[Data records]
__________

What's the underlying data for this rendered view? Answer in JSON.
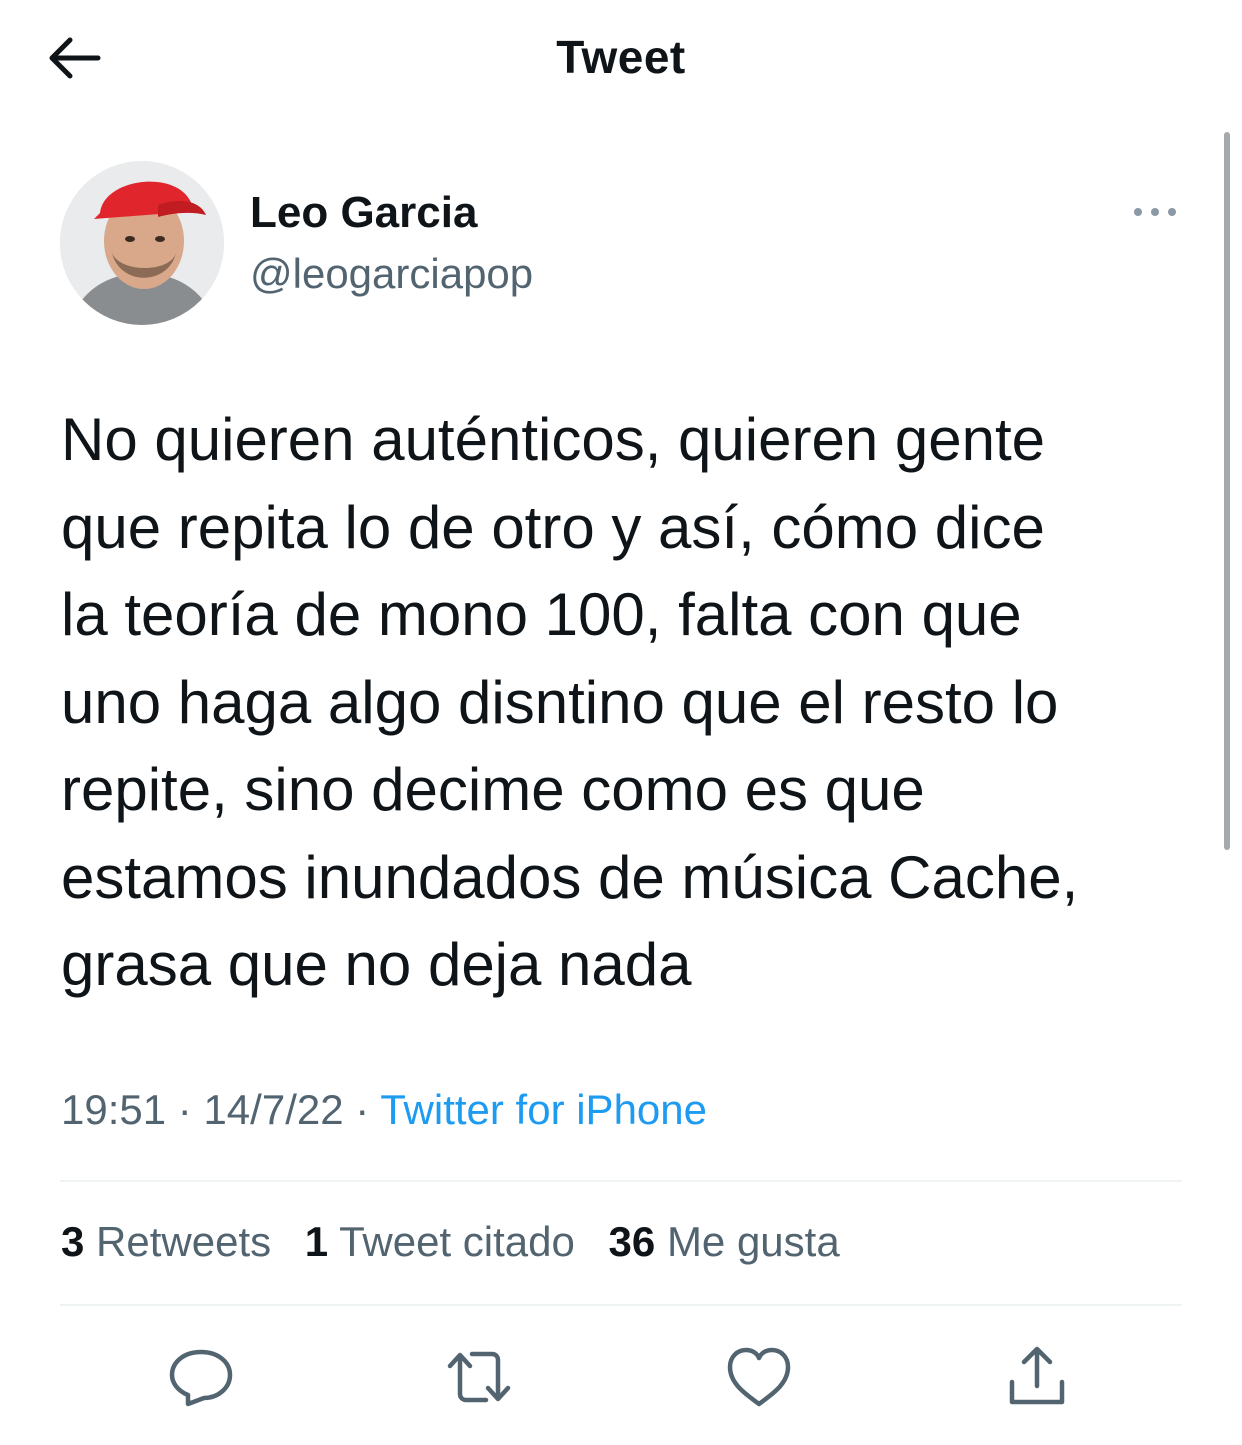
{
  "header": {
    "title": "Tweet",
    "back_icon": "arrow-left-icon"
  },
  "author": {
    "name": "Leo Garcia",
    "handle": "@leogarciapop"
  },
  "tweet": {
    "text": "No quieren auténticos, quieren gente\nque repita lo de otro y así, cómo dice\nla teoría de mono 100, falta con que\nuno haga algo disntino que el resto lo\nrepite, sino decime como es que\nestamos inundados de música Cache,\ngrasa que no deja nada",
    "time": "19:51",
    "sep1": "·",
    "date": "14/7/22",
    "sep2": "·",
    "source": "Twitter for iPhone"
  },
  "stats": {
    "retweets_count": "3",
    "retweets_label": "Retweets",
    "quotes_count": "1",
    "quotes_label": "Tweet citado",
    "likes_count": "36",
    "likes_label": "Me gusta"
  },
  "colors": {
    "text": "#0f1419",
    "secondary": "#536471",
    "accent": "#1d9bf0",
    "divider": "#eff3f4"
  },
  "icons": [
    "arrow-left-icon",
    "more-icon",
    "reply-icon",
    "retweet-icon",
    "like-icon",
    "share-icon"
  ]
}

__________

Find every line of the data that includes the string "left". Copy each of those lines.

    "back_icon": "arrow-left-icon"
    "arrow-left-icon",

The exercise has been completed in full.